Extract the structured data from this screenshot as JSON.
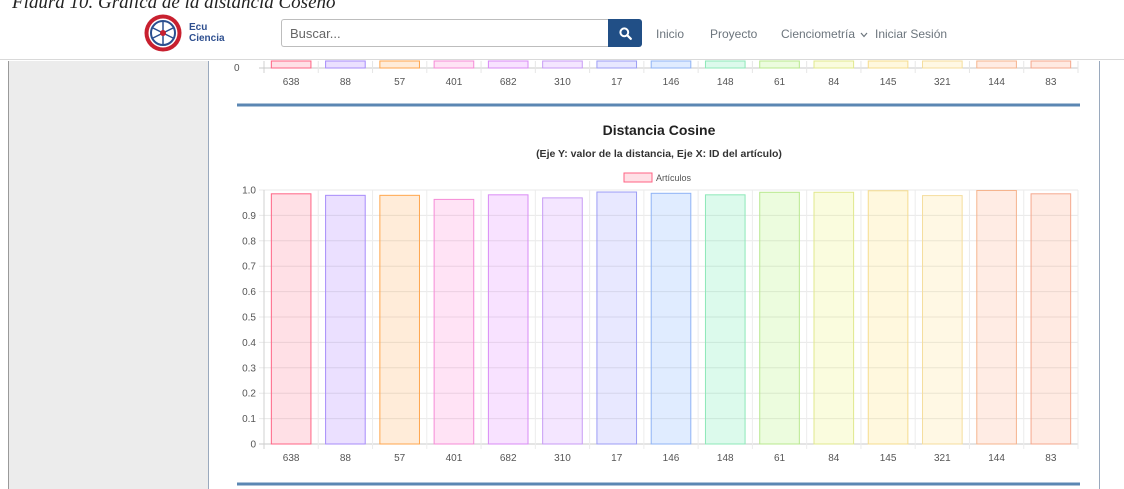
{
  "figure_caption": "Figura 10. Gráfica de la distancia Coseno",
  "navbar": {
    "logo_text_line1": "Ecu",
    "logo_text_line2": "Ciencia",
    "search_placeholder": "Buscar...",
    "links": {
      "inicio": "Inicio",
      "proyecto": "Proyecto",
      "cienciometria": "Cienciometría",
      "login": "Iniciar Sesión"
    },
    "icons": {
      "search": "search-icon",
      "dropdown": "chevron-down-icon"
    },
    "accent_color": "#214f86"
  },
  "top_chart_fragment": {
    "y_tick_label": "0",
    "categories": [
      "638",
      "88",
      "57",
      "401",
      "682",
      "310",
      "17",
      "146",
      "148",
      "61",
      "84",
      "145",
      "321",
      "144",
      "83"
    ]
  },
  "chart_data": {
    "type": "bar",
    "title": "Distancia Cosine",
    "subtitle": "(Eje Y: valor de la distancia, Eje X: ID del artículo)",
    "legend": [
      "Artículos"
    ],
    "legend_position": "top-center",
    "categories": [
      "638",
      "88",
      "57",
      "401",
      "682",
      "310",
      "17",
      "146",
      "148",
      "61",
      "84",
      "145",
      "321",
      "144",
      "83"
    ],
    "series": [
      {
        "name": "Artículos",
        "values": [
          0.985,
          0.979,
          0.979,
          0.963,
          0.981,
          0.969,
          0.992,
          0.987,
          0.981,
          0.991,
          0.991,
          0.997,
          0.978,
          0.998,
          0.985
        ]
      }
    ],
    "ylim": [
      0,
      1.0
    ],
    "yticks": [
      "0",
      "0.1",
      "0.2",
      "0.3",
      "0.4",
      "0.5",
      "0.6",
      "0.7",
      "0.8",
      "0.9",
      "1.0"
    ],
    "grid": true,
    "colors": {
      "fills": [
        "rgba(255,99,132,0.2)",
        "rgba(153,102,255,0.2)",
        "rgba(255,159,64,0.2)",
        "rgba(255,99,200,0.18)",
        "rgba(220,110,255,0.2)",
        "rgba(200,130,255,0.2)",
        "rgba(140,140,255,0.2)",
        "rgba(100,160,255,0.2)",
        "rgba(80,230,160,0.2)",
        "rgba(160,240,90,0.2)",
        "rgba(230,240,90,0.2)",
        "rgba(255,220,90,0.2)",
        "rgba(255,220,120,0.2)",
        "rgba(255,160,120,0.2)",
        "rgba(255,150,110,0.2)"
      ],
      "borders": [
        "#ff6384",
        "#a78bfa",
        "#ffa64d",
        "#f58bd6",
        "#d98bf5",
        "#c79bf5",
        "#9d9df5",
        "#8fb3f5",
        "#8ee8b8",
        "#b8e88e",
        "#e0e88e",
        "#f5dc8e",
        "#f5dd9d",
        "#f5b48e",
        "#f5a88e"
      ]
    },
    "separator_color": "#5b87b3"
  }
}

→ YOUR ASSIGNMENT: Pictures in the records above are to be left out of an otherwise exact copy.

→ RESPONSE AREA:
Extract the structured data from this screenshot as JSON.
{
  "figure_caption": "Figura 10. Gráfica de la distancia Coseno",
  "navbar": {
    "logo_text_line1": "Ecu",
    "logo_text_line2": "Ciencia",
    "search_placeholder": "Buscar...",
    "links": {
      "inicio": "Inicio",
      "proyecto": "Proyecto",
      "cienciometria": "Cienciometría",
      "login": "Iniciar Sesión"
    },
    "icons": {
      "search": "search-icon",
      "dropdown": "chevron-down-icon"
    },
    "accent_color": "#214f86"
  },
  "top_chart_fragment": {
    "y_tick_label": "0",
    "categories": [
      "638",
      "88",
      "57",
      "401",
      "682",
      "310",
      "17",
      "146",
      "148",
      "61",
      "84",
      "145",
      "321",
      "144",
      "83"
    ]
  },
  "chart_data": {
    "type": "bar",
    "title": "Distancia Cosine",
    "subtitle": "(Eje Y: valor de la distancia, Eje X: ID del artículo)",
    "legend": [
      "Artículos"
    ],
    "legend_position": "top-center",
    "categories": [
      "638",
      "88",
      "57",
      "401",
      "682",
      "310",
      "17",
      "146",
      "148",
      "61",
      "84",
      "145",
      "321",
      "144",
      "83"
    ],
    "series": [
      {
        "name": "Artículos",
        "values": [
          0.985,
          0.979,
          0.979,
          0.963,
          0.981,
          0.969,
          0.992,
          0.987,
          0.981,
          0.991,
          0.991,
          0.997,
          0.978,
          0.998,
          0.985
        ]
      }
    ],
    "ylim": [
      0,
      1.0
    ],
    "yticks": [
      "0",
      "0.1",
      "0.2",
      "0.3",
      "0.4",
      "0.5",
      "0.6",
      "0.7",
      "0.8",
      "0.9",
      "1.0"
    ],
    "grid": true,
    "colors": {
      "fills": [
        "rgba(255,99,132,0.2)",
        "rgba(153,102,255,0.2)",
        "rgba(255,159,64,0.2)",
        "rgba(255,99,200,0.18)",
        "rgba(220,110,255,0.2)",
        "rgba(200,130,255,0.2)",
        "rgba(140,140,255,0.2)",
        "rgba(100,160,255,0.2)",
        "rgba(80,230,160,0.2)",
        "rgba(160,240,90,0.2)",
        "rgba(230,240,90,0.2)",
        "rgba(255,220,90,0.2)",
        "rgba(255,220,120,0.2)",
        "rgba(255,160,120,0.2)",
        "rgba(255,150,110,0.2)"
      ],
      "borders": [
        "#ff6384",
        "#a78bfa",
        "#ffa64d",
        "#f58bd6",
        "#d98bf5",
        "#c79bf5",
        "#9d9df5",
        "#8fb3f5",
        "#8ee8b8",
        "#b8e88e",
        "#e0e88e",
        "#f5dc8e",
        "#f5dd9d",
        "#f5b48e",
        "#f5a88e"
      ]
    },
    "separator_color": "#5b87b3"
  }
}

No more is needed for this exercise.